━━ DATA PROVIDED

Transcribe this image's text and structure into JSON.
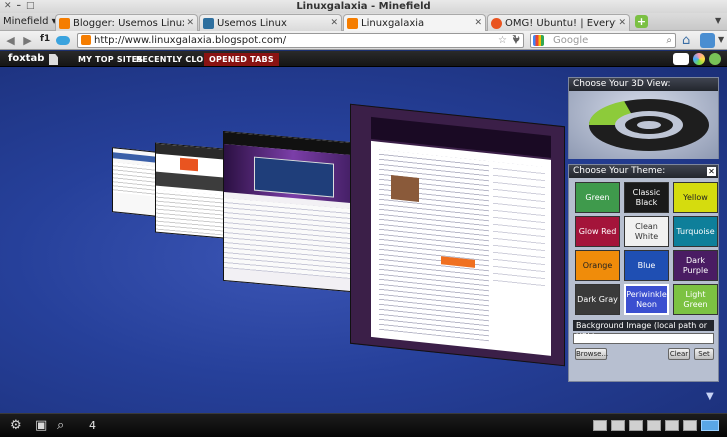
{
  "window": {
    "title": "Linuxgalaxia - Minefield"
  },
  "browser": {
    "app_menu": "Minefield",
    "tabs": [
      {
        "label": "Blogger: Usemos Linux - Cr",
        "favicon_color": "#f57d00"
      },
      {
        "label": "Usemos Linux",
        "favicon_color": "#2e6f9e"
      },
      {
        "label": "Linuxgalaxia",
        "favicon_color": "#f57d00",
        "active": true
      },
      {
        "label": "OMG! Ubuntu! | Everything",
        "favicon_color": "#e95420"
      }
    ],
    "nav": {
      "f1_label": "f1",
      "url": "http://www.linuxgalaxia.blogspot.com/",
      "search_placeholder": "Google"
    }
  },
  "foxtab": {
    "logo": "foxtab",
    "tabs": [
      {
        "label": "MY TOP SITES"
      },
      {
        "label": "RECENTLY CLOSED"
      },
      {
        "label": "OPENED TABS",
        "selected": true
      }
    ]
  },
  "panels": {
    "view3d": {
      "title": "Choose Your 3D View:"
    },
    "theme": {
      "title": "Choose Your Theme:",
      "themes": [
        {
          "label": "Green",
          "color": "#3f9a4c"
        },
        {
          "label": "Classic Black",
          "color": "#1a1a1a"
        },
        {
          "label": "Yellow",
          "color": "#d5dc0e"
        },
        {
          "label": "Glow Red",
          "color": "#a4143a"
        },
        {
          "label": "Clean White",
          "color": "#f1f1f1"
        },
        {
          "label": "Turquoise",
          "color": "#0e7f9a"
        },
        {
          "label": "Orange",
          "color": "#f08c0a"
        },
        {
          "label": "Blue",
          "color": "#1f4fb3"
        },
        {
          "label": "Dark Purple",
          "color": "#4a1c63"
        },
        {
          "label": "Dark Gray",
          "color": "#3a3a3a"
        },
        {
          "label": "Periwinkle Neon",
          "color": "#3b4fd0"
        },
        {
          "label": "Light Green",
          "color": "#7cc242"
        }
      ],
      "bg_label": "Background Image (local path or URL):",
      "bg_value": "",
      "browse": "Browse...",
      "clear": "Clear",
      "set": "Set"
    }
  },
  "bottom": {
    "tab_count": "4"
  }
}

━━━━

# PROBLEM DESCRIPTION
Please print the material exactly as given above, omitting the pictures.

# TASK OUTPUT
Transcribe this image's text and structure into JSON.
{
  "window": {
    "title": "Linuxgalaxia - Minefield"
  },
  "browser": {
    "app_menu": "Minefield",
    "tabs": [
      {
        "label": "Blogger: Usemos Linux - Cr",
        "favicon_color": "#f57d00"
      },
      {
        "label": "Usemos Linux",
        "favicon_color": "#2e6f9e"
      },
      {
        "label": "Linuxgalaxia",
        "favicon_color": "#f57d00",
        "active": true
      },
      {
        "label": "OMG! Ubuntu! | Everything",
        "favicon_color": "#e95420"
      }
    ],
    "nav": {
      "f1_label": "f1",
      "url": "http://www.linuxgalaxia.blogspot.com/",
      "search_placeholder": "Google"
    }
  },
  "foxtab": {
    "logo": "foxtab",
    "tabs": [
      {
        "label": "MY TOP SITES"
      },
      {
        "label": "RECENTLY CLOSED"
      },
      {
        "label": "OPENED TABS",
        "selected": true
      }
    ]
  },
  "panels": {
    "view3d": {
      "title": "Choose Your 3D View:"
    },
    "theme": {
      "title": "Choose Your Theme:",
      "themes": [
        {
          "label": "Green",
          "color": "#3f9a4c"
        },
        {
          "label": "Classic Black",
          "color": "#1a1a1a"
        },
        {
          "label": "Yellow",
          "color": "#d5dc0e"
        },
        {
          "label": "Glow Red",
          "color": "#a4143a"
        },
        {
          "label": "Clean White",
          "color": "#f1f1f1"
        },
        {
          "label": "Turquoise",
          "color": "#0e7f9a"
        },
        {
          "label": "Orange",
          "color": "#f08c0a"
        },
        {
          "label": "Blue",
          "color": "#1f4fb3"
        },
        {
          "label": "Dark Purple",
          "color": "#4a1c63"
        },
        {
          "label": "Dark Gray",
          "color": "#3a3a3a"
        },
        {
          "label": "Periwinkle Neon",
          "color": "#3b4fd0"
        },
        {
          "label": "Light Green",
          "color": "#7cc242"
        }
      ],
      "bg_label": "Background Image (local path or URL):",
      "bg_value": "",
      "browse": "Browse...",
      "clear": "Clear",
      "set": "Set"
    }
  },
  "bottom": {
    "tab_count": "4"
  }
}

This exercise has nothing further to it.